them, the first couple, to do the heavy lifting. They will take care of
our every need — from health care to day care to ensuring we always
have jobs.

Their political trick is to trap enough people — preferably around
50 percent — into dependency on government. If enough Americans see
their fate tied inextricably to government action, they win. And,
despite one scandal after another — including many before they ever got
to the White House — they have won twice.

It’s a simple strategy, and it has worked. It has allowed them to
advance the cause of socialism-with-a-happy-face in big ways –
dismantling states’ rights, empowering the central government,
increasing taxation, regulation and control of private enterprise and
personal initiative and creating the infrastructure for the
Beijing-style repression that will be necessary for maintaining power.
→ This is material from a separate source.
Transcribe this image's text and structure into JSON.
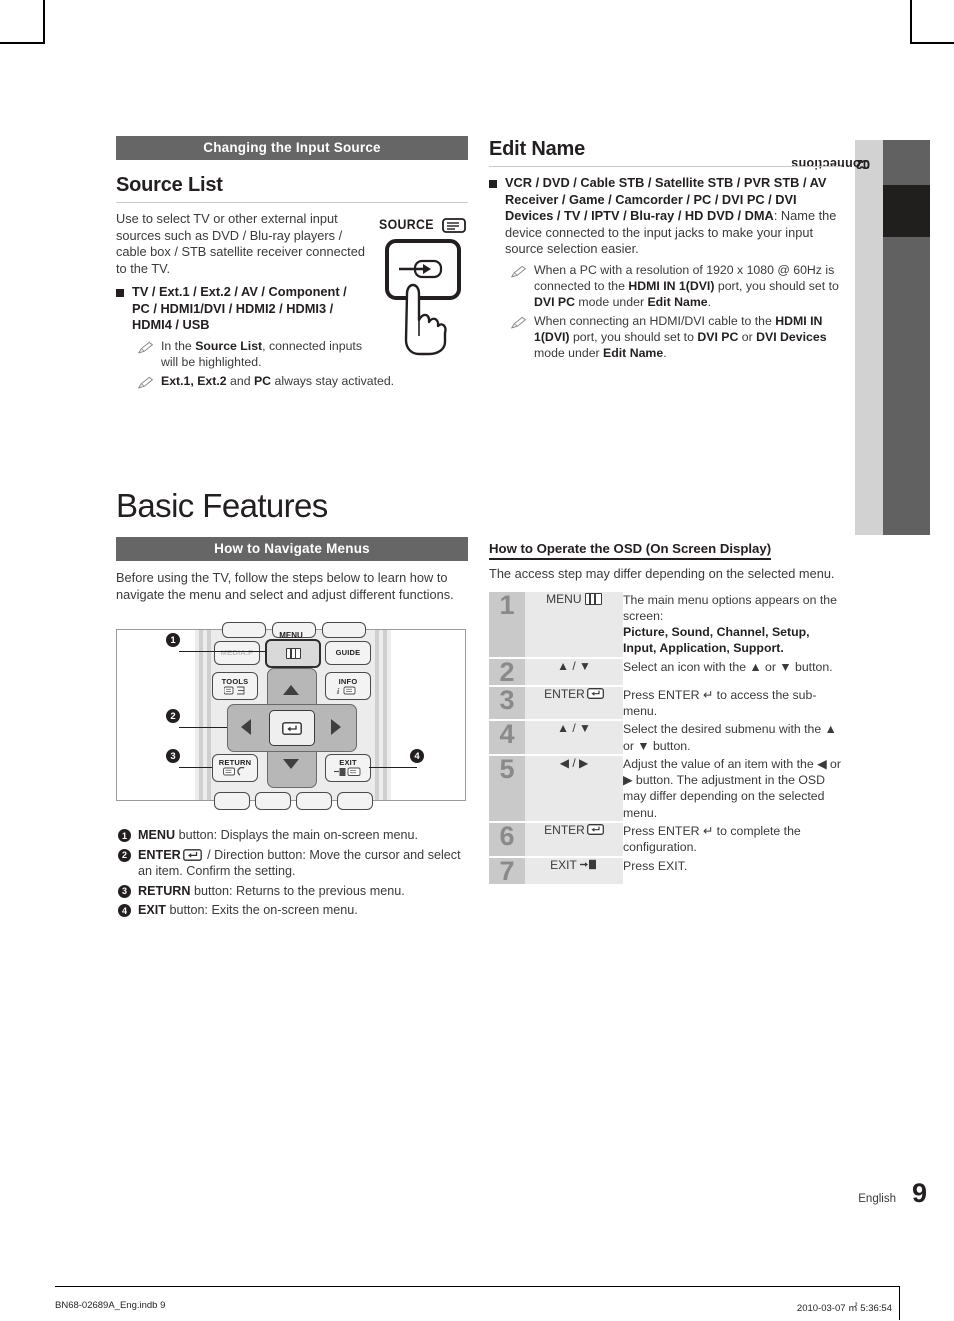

Just look at their “accomplishments”:

They have increased the manpower, firepower and authority of federal
police agencies well beyond anything dreamed of by Clinton’s
predecessors.

They have chipped away at civil liberties by dreaming up excuses for
eavesdropping on law-abiding citizens, seizing private firearms and
maintaining sophisticated computer databases on every single man, woman
and child in the country.

They have instilled fear in their political enemies by politicizing
powerful government agencies once considered sacrosanct — the FBI, the
IRS, yes, “X-Files” fans, even FEMA.

They have successfully, after a major political setback just four
years ago, managed to nationalize the best medical system in the world
– turning the most private medical secrets into matters of routine
government oversight.

They have, perhaps most impressively, done all this under the noses
of a mostly gleeful and praising pack of press sycophants who have kept
the truth from the people.

That’s why Beijing really admires Hillary, the real political
mastermind of the Clinton family. In a rare moment of candor recently,
her husband told Chinese “journalists” that his goal was to bring the
United States and China closer together — to create a world in which
the two nations are more alike, where there are fewer differences
between them, less hostility and more mutual respect.

Mission accomplished. China hasn’t budged an inch, but the United
States is well on the road to totalitarian serfdom. All it requires now
is the right excuse, a convenient crisis, a sudden change in the comfort
level of the dependency class.

That’s the real reason Hillary receives such adoration in Beijing.

  • Text smaller
  • Text bigger
Note: Read our discussion guidelines before commenting.